TASK REQUIREMENTS — Can you copy out the data exactly? Leave the images out.
[Opening DATA EXTRACT section]
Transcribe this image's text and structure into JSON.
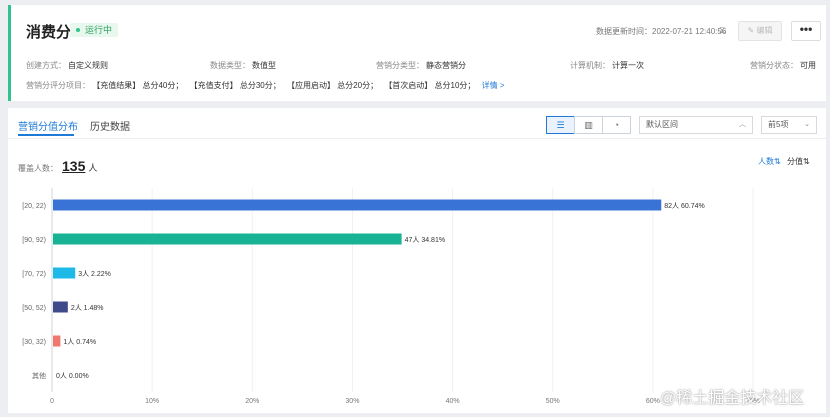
{
  "header": {
    "title": "消费分",
    "status": "运行中",
    "updated_label": "数据更新时间：",
    "updated_value": "2022-07-21 12:40:56",
    "edit_label": "编辑",
    "more_label": "•••"
  },
  "meta": {
    "create_label": "创建方式：",
    "create_value": "自定义规则",
    "dtype_label": "数据类型：",
    "dtype_value": "数值型",
    "mtype_label": "营销分类型：",
    "mtype_value": "静态营销分",
    "calc_label": "计算机制：",
    "calc_value": "计算一次",
    "state_label": "营销分状态：",
    "state_value": "可用"
  },
  "rules": {
    "label": "营销分评分项目：",
    "items": [
      "【充值结果】 总分40分；",
      "【充值支付】 总分30分；",
      "【应用启动】 总分20分；",
      "【首次启动】 总分10分；"
    ],
    "detail": "详情 >"
  },
  "tabs": [
    "营销分值分布",
    "历史数据"
  ],
  "controls": {
    "range_select": "默认区间",
    "top_select": "前5项"
  },
  "cover": {
    "label": "覆盖人数：",
    "value": "135",
    "unit": "人"
  },
  "sort": {
    "by_count": "人数⇅",
    "by_score": "分值⇅"
  },
  "colors": {
    "accent": "#2ec48b",
    "link": "#1e7ad6"
  },
  "chart_data": {
    "type": "bar",
    "orientation": "horizontal",
    "categories": [
      "[20, 22)",
      "[90, 92)",
      "[70, 72)",
      "[50, 52)",
      "[30, 32)",
      "其他"
    ],
    "values": [
      60.74,
      34.81,
      2.22,
      1.48,
      0.74,
      0.0
    ],
    "data_labels": [
      "82人 60.74%",
      "47人 34.81%",
      "3人 2.22%",
      "2人 1.48%",
      "1人 0.74%",
      "0人 0.00%"
    ],
    "colors": [
      "#3a73d6",
      "#17b394",
      "#1fb9e8",
      "#3f4a8a",
      "#f0786e",
      "#999999"
    ],
    "x_ticks": [
      "0",
      "10%",
      "20%",
      "30%",
      "40%",
      "50%",
      "60%",
      "70%"
    ],
    "x_tick_values": [
      0,
      10,
      20,
      30,
      40,
      50,
      60,
      70
    ],
    "xlim": [
      0,
      70
    ],
    "grid": true
  }
}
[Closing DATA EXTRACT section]
SOLUTION TO THIS PROBLEM —
Transcribe this image's text and structure into JSON.
{
  "header": {
    "title": "消费分",
    "status": "运行中",
    "updated_label": "数据更新时间：",
    "updated_value": "2022-07-21 12:40:56",
    "edit_label": "编辑",
    "more_label": "•••"
  },
  "meta": {
    "create_label": "创建方式：",
    "create_value": "自定义规则",
    "dtype_label": "数据类型：",
    "dtype_value": "数值型",
    "mtype_label": "营销分类型：",
    "mtype_value": "静态营销分",
    "calc_label": "计算机制：",
    "calc_value": "计算一次",
    "state_label": "营销分状态：",
    "state_value": "可用"
  },
  "rules": {
    "label": "营销分评分项目：",
    "items": [
      "【充值结果】 总分40分；",
      "【充值支付】 总分30分；",
      "【应用启动】 总分20分；",
      "【首次启动】 总分10分；"
    ],
    "detail": "详情 >"
  },
  "tabs": [
    "营销分值分布",
    "历史数据"
  ],
  "controls": {
    "range_select": "默认区间",
    "top_select": "前5项"
  },
  "cover": {
    "label": "覆盖人数：",
    "value": "135",
    "unit": "人"
  },
  "sort": {
    "by_count": "人数⇅",
    "by_score": "分值⇅"
  },
  "colors": {
    "accent": "#2ec48b",
    "link": "#1e7ad6"
  },
  "chart_data": {
    "type": "bar",
    "orientation": "horizontal",
    "categories": [
      "[20, 22)",
      "[90, 92)",
      "[70, 72)",
      "[50, 52)",
      "[30, 32)",
      "其他"
    ],
    "values": [
      60.74,
      34.81,
      2.22,
      1.48,
      0.74,
      0.0
    ],
    "data_labels": [
      "82人 60.74%",
      "47人 34.81%",
      "3人 2.22%",
      "2人 1.48%",
      "1人 0.74%",
      "0人 0.00%"
    ],
    "colors": [
      "#3a73d6",
      "#17b394",
      "#1fb9e8",
      "#3f4a8a",
      "#f0786e",
      "#999999"
    ],
    "x_ticks": [
      "0",
      "10%",
      "20%",
      "30%",
      "40%",
      "50%",
      "60%",
      "70%"
    ],
    "x_tick_values": [
      0,
      10,
      20,
      30,
      40,
      50,
      60,
      70
    ],
    "xlim": [
      0,
      70
    ],
    "grid": true
  }
}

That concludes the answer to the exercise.